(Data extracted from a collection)

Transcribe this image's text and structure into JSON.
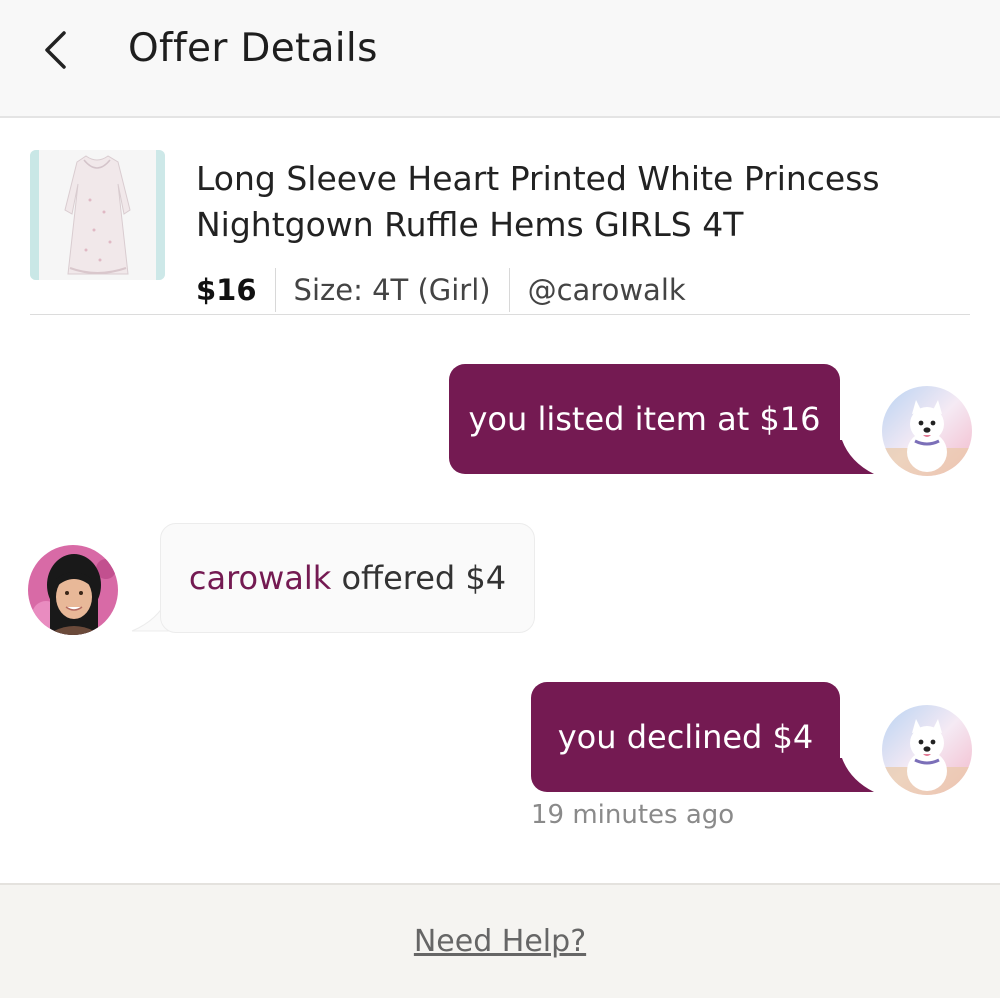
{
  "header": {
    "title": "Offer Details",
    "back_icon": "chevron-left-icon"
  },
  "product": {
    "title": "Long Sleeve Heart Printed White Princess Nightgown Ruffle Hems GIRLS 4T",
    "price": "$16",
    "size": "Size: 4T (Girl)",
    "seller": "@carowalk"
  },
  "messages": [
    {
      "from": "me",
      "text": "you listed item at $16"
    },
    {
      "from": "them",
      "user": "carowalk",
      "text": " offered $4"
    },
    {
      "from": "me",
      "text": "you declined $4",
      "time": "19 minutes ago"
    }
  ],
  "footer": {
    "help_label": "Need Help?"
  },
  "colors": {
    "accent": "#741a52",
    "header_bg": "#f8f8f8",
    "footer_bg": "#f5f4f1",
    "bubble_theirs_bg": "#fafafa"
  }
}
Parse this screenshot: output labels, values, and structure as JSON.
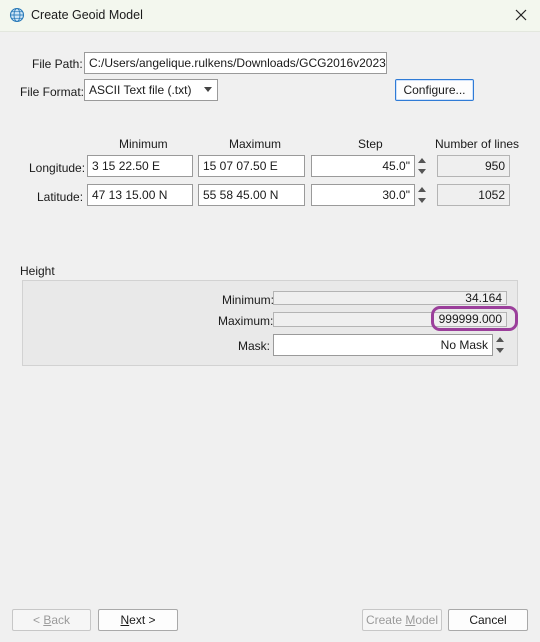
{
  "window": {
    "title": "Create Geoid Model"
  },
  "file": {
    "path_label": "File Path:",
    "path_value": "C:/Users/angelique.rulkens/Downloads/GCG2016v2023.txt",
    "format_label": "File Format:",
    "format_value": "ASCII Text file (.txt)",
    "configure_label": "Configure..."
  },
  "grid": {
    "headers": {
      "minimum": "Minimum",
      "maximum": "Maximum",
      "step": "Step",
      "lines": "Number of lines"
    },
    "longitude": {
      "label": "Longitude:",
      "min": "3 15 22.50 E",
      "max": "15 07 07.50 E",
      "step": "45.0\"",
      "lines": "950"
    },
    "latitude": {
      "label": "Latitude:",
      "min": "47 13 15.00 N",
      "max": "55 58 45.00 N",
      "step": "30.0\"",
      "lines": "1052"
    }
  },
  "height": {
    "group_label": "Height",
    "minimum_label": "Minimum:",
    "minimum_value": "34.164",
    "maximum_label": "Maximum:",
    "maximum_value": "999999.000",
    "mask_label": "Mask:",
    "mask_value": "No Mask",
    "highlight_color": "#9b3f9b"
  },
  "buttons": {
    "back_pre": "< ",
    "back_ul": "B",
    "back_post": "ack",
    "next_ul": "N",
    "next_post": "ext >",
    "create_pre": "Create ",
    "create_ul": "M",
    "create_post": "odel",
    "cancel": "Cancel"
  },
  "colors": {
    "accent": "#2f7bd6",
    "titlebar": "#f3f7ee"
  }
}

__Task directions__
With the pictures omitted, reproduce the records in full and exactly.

__Written solution__
Transcribe this image's text and structure into JSON.
{
  "header": {
    "title": "Offer Details",
    "back_icon": "chevron-left-icon"
  },
  "product": {
    "title": "Long Sleeve Heart Printed White Princess Nightgown Ruffle Hems GIRLS 4T",
    "price": "$16",
    "size": "Size: 4T (Girl)",
    "seller": "@carowalk"
  },
  "messages": [
    {
      "from": "me",
      "text": "you listed item at $16"
    },
    {
      "from": "them",
      "user": "carowalk",
      "text": " offered $4"
    },
    {
      "from": "me",
      "text": "you declined $4",
      "time": "19 minutes ago"
    }
  ],
  "footer": {
    "help_label": "Need Help?"
  },
  "colors": {
    "accent": "#741a52",
    "header_bg": "#f8f8f8",
    "footer_bg": "#f5f4f1",
    "bubble_theirs_bg": "#fafafa"
  }
}
Parse this screenshot: output labels, values, and structure as JSON.
{
  "window": {
    "title": "Create Geoid Model"
  },
  "file": {
    "path_label": "File Path:",
    "path_value": "C:/Users/angelique.rulkens/Downloads/GCG2016v2023.txt",
    "format_label": "File Format:",
    "format_value": "ASCII Text file (.txt)",
    "configure_label": "Configure..."
  },
  "grid": {
    "headers": {
      "minimum": "Minimum",
      "maximum": "Maximum",
      "step": "Step",
      "lines": "Number of lines"
    },
    "longitude": {
      "label": "Longitude:",
      "min": "3 15 22.50 E",
      "max": "15 07 07.50 E",
      "step": "45.0\"",
      "lines": "950"
    },
    "latitude": {
      "label": "Latitude:",
      "min": "47 13 15.00 N",
      "max": "55 58 45.00 N",
      "step": "30.0\"",
      "lines": "1052"
    }
  },
  "height": {
    "group_label": "Height",
    "minimum_label": "Minimum:",
    "minimum_value": "34.164",
    "maximum_label": "Maximum:",
    "maximum_value": "999999.000",
    "mask_label": "Mask:",
    "mask_value": "No Mask",
    "highlight_color": "#9b3f9b"
  },
  "buttons": {
    "back_pre": "< ",
    "back_ul": "B",
    "back_post": "ack",
    "next_ul": "N",
    "next_post": "ext >",
    "create_pre": "Create ",
    "create_ul": "M",
    "create_post": "odel",
    "cancel": "Cancel"
  },
  "colors": {
    "accent": "#2f7bd6",
    "titlebar": "#f3f7ee"
  }
}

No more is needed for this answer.